The red flags of bullying may include changes in a child’s typical behavior and routine. For example, if a child develops different eating or sleeping habits, isolation, difficulty studying, lower grades, apathy toward school in general or anxiety, then there is a possibility that the child has become a target of bullying. Parents and caretakers should contact Levine or school authorities immediately if they suspect bullying. Although these changes could also be red flags of other types of abuse, the urgency of getting to the root of them is the same.
Conducting presentations at schools in the past, Levine said they have been less effective in educating parents about the bullying epidemic for two reasons: the audience is mostly children and some schools fear appearing uneducated or incapable of dealing with the bullying problem themselves.
Levine is a responsive advocate for bullied children. When a student or parent calls, he instructs them on how to improve the situation at school. He also tells them to inform the school that he is involved. If the school doesn’t comply or the situation doesn’t improve, then Levine gets involved directly with the school utilizing his knowledge of the problem and intervention.
Fueled by fear
According to Levine, only 20 percent of children speak up about being bullied due to fear.

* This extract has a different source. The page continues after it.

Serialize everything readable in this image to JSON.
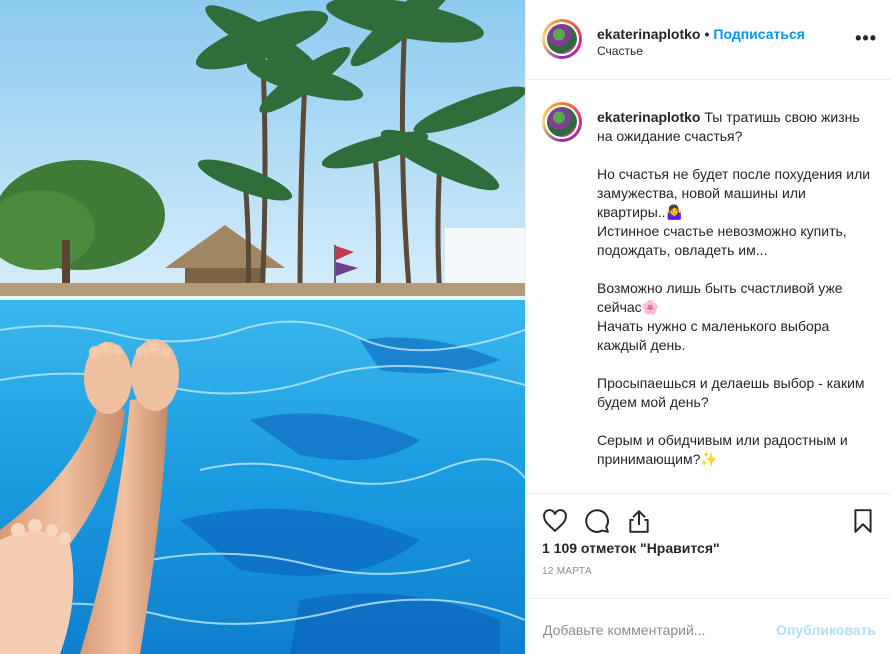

In addition, he claims half “of all bullies have serious mental health problems.” To dig deeper, two-thirds of those targeted by bullying become bullies themselves, likely as a way of coping with it. Bullying also happens outside of school (at home, for example) since it is really a combination of abuse and harassment. Maybe bullies fear not being accepted unless they assert some form of control. So it appears that fear is at the heart of bullying on every side.

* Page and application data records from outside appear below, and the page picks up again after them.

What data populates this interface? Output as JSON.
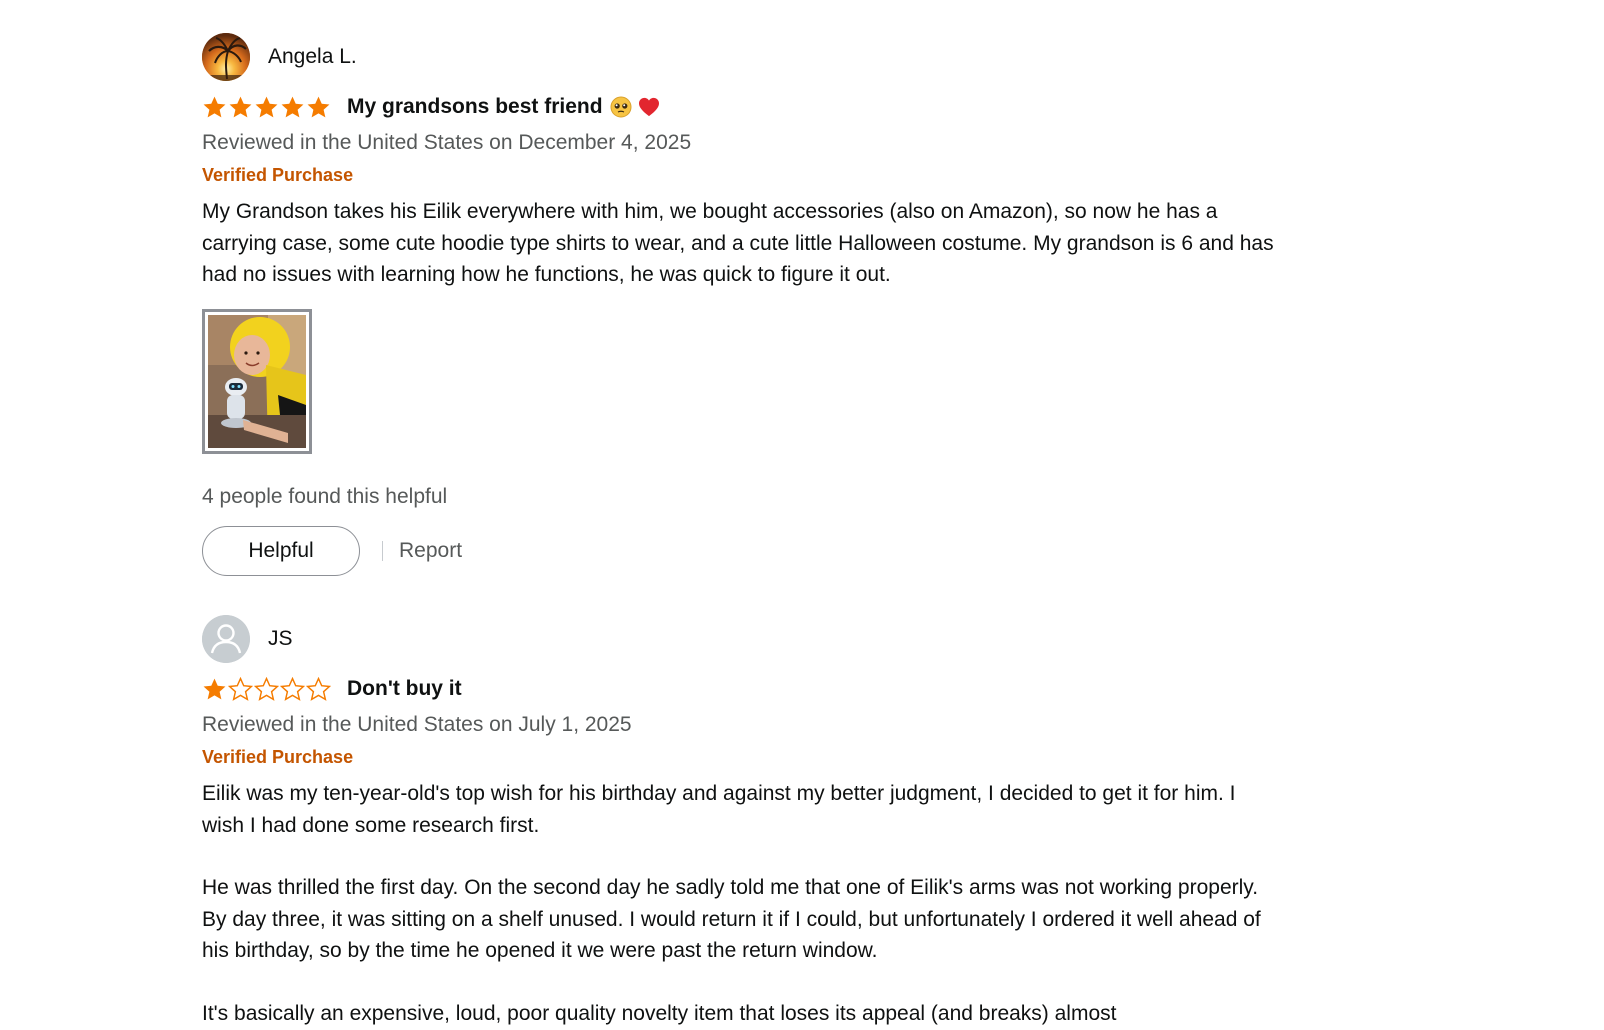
{
  "reviews": [
    {
      "author": "Angela L.",
      "avatar": "sunset-palm-photo",
      "rating": 5,
      "title": "My grandsons best friend",
      "title_emoji": [
        "pleading-face",
        "red-heart"
      ],
      "date": "Reviewed in the United States on December 4, 2025",
      "verified": "Verified Purchase",
      "body": [
        "My Grandson takes his Eilik everywhere with him, we bought accessories (also on Amazon), so now he has a carrying case, some cute hoodie type shirts to wear, and a cute little Halloween costume. My grandson is 6 and has had no issues with learning how he functions, he was quick to figure it out."
      ],
      "images": 1,
      "helpful_count": "4 people found this helpful",
      "helpful_label": "Helpful",
      "report_label": "Report"
    },
    {
      "author": "JS",
      "avatar": "default-user-icon",
      "rating": 1,
      "title": "Don't buy it",
      "date": "Reviewed in the United States on July 1, 2025",
      "verified": "Verified Purchase",
      "body": [
        "Eilik was my ten-year-old's top wish for his birthday and against my better judgment, I decided to get it for him. I wish I had done some research first.",
        "He was thrilled the first day. On the second day he sadly told me that one of Eilik's arms was not working properly. By day three, it was sitting on a shelf unused. I would return it if I could, but unfortunately I ordered it well ahead of his birthday, so by the time he opened it we were past the return window.",
        "It's basically an expensive, loud, poor quality novelty item that loses its appeal (and breaks) almost"
      ]
    }
  ],
  "colors": {
    "star": "#f57c00",
    "verified": "#c45500",
    "muted_text": "#565959",
    "primary_text": "#0f1111",
    "button_border": "#8d9096"
  }
}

As Apostle Paul says in 1 Corinthians 12:9, Jesus’ strength is made perfect in our weakness. We will all suffer hardships in this life, but we were created for relationship – with Jesus and with each other – to share our burdens. Let us not suffer in silence, but let us reach out instead.
For more information, visit www.stopbullyingnowfoundation.org. Sasha Richardson is a freelance writer and can be reached at [email protected]